This week’s topic is a pretty cool one, which is why I just had to do it. It’s: Top Ten Favourite Heroines From Books (or TV shows/films). Pretty cool huh? Mine will be a combination of the two, because there are awesome heroines in every medium.

1. Hermione Granger – Harry Potter series.
This one should go without saying really. She’s smart, she’s brave, but she doesn’t have to sacrifice her femininity in order to be all of those things.

2. Danaerys Targaryen – A Song of Ice and Fire
She gets bullied and abused by her brother, sold and forced to marry the leader of a brutal gang of warriors on horseback. So what does she do when her husband dies? She takes control and leads that unruly troop into battle and tries to free as many slaves as possible.
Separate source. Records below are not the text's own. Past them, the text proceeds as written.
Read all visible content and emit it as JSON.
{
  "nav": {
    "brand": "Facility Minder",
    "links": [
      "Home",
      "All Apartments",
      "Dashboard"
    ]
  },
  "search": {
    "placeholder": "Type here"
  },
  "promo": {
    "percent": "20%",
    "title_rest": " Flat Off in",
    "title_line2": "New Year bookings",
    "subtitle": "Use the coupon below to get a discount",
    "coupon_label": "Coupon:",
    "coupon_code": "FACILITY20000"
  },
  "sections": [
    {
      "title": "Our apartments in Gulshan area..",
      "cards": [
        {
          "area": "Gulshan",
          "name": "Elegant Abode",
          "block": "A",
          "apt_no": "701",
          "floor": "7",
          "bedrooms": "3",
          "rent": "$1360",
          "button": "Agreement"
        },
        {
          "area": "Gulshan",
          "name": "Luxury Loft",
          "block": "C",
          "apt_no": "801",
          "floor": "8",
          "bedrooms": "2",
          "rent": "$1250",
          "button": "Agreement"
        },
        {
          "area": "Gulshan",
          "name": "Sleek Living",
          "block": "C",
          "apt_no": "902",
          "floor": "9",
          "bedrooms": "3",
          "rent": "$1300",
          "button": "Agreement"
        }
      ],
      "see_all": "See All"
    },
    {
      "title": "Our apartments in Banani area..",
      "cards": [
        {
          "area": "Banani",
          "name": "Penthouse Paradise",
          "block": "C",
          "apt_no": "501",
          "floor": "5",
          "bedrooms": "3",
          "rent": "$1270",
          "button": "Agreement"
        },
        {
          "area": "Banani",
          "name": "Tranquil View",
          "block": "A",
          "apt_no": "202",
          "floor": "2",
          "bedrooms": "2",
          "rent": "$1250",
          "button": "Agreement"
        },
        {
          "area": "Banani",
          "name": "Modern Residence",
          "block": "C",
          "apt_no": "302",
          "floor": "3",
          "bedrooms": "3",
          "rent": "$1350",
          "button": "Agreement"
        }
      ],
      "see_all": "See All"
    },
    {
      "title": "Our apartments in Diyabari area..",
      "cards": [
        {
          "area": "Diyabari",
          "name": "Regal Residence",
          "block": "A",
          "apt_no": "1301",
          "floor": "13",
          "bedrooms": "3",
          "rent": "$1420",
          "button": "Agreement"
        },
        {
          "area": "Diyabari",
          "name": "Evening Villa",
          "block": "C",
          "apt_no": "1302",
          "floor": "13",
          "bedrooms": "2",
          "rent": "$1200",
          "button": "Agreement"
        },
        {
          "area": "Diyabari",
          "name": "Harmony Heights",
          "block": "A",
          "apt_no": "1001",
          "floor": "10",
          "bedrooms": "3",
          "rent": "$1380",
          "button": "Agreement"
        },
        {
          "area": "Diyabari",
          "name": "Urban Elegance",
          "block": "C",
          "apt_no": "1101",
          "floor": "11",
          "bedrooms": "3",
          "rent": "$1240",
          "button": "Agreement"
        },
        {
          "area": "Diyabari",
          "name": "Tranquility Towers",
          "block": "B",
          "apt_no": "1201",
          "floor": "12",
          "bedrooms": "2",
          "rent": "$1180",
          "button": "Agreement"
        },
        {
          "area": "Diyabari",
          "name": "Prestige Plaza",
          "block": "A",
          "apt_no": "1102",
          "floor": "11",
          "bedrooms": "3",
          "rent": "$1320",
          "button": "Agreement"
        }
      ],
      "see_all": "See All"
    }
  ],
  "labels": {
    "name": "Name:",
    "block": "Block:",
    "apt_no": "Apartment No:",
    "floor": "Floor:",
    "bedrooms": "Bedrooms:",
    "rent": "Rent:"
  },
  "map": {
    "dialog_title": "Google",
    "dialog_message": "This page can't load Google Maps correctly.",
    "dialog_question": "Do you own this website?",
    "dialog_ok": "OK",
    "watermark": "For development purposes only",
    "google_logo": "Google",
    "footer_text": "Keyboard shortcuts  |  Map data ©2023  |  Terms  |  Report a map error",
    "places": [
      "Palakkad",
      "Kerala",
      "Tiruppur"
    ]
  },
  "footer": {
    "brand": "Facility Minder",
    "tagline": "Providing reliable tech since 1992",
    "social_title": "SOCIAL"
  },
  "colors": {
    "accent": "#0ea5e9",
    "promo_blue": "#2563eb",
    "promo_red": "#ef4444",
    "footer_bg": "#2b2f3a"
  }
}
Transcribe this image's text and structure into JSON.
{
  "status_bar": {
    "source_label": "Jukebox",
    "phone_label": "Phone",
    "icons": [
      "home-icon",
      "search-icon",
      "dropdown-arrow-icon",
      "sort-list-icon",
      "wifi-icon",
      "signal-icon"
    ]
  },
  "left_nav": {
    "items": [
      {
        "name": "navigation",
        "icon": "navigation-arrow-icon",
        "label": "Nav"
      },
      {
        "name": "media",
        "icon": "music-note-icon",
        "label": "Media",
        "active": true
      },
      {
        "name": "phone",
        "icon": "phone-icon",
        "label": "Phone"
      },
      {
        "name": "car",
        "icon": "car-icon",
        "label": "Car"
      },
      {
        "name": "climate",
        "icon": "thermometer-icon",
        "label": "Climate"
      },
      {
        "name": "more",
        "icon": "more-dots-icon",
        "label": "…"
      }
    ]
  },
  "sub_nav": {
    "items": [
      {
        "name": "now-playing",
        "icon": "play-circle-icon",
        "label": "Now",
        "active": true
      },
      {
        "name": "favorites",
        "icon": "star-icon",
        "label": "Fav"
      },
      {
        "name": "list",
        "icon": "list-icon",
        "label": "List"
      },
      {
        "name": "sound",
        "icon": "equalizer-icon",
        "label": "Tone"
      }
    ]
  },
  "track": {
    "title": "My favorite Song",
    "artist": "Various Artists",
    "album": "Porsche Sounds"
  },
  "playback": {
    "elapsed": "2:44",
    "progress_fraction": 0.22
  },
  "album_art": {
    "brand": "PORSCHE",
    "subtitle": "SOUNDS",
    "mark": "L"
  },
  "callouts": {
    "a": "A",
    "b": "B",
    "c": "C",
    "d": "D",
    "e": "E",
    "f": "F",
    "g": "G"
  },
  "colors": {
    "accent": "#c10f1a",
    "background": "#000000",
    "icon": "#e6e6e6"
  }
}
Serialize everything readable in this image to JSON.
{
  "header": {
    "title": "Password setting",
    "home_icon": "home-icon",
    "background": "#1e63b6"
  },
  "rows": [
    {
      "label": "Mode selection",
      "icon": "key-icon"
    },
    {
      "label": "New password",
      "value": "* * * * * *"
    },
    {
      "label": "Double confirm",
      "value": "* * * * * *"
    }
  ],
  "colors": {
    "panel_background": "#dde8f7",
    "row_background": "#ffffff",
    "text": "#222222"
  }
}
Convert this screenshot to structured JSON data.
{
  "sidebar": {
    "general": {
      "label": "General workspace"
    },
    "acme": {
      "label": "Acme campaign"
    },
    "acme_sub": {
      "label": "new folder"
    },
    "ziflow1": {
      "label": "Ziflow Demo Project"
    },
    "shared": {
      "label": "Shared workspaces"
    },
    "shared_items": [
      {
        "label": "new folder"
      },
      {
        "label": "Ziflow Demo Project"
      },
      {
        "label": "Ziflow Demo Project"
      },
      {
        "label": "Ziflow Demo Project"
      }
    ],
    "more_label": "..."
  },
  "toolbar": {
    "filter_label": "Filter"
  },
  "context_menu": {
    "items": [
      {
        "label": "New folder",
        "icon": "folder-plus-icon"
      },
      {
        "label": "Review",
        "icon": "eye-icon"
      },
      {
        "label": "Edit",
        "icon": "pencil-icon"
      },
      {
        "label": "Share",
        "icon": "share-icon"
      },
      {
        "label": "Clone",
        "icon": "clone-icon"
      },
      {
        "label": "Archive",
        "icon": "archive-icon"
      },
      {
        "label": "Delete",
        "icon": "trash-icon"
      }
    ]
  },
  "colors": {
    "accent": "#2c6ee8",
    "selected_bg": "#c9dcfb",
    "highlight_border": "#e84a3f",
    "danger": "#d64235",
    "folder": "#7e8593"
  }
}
Oh yeah, badass.

3. Vianne Rocher – Chocolat
What I love most about her is that she stays true to who she is and what she believes in, but at the same time she accepts and respects people’s differences and doesn’t try to convince them of her ways, even though that’s exactly what they’re trying to do to her.

4. Katniss Everdeen – The Hunger Games (the book version!)
She’s an admirable character and a likeable heroine because she gets thrown into a situation and tries to make the most of it. She sacrifices herself in order to save her little sister from inevitable harm, which is one of the most selfless things a person can do for a loved one.

5. Matilda – Roald Dahl
She’s probably the best role model for young girls there is. Matilda teaches girls that it’s okay and even good to be smart and different, and that you should stand up for what you believe in.

6. Precious Ramotswe – The No.1 Ladies’ Detective Agency
Her love for people and her country, and her general philosophy and outlook on life are simply amazing. If I had to choose the wisdom of one fictional character to live by, it would be the wisdom of Mma Ramotswe.

7. Lucie Pevensie – The Lion, the Witch, and the Wardrobe (The Chronicles of Narnia #2)
She’s the first one to discover Narnia behind the wardrobe, and sets events in motion that eventually lead to saving the the magical land. She’s inquisitive, loveable and loyal, which is why I love her so much.

8. Ishraq – The Order of Darkness series
I love her because she’s a highly intelligent woman living in the Middle Ages, who basically doesn’t give a shit about the fact that women are supposed to be subservient slaves. She’s had an education, has knowledge of science, medicine, mathematics, and languages, as well as being a pro at martial arts. She doesn’t need to be saved from sticky situations. In fact, she’s the one doing the actual saving most of the time!

So that’s all from me for now. Who’s your favourite fictional heroine?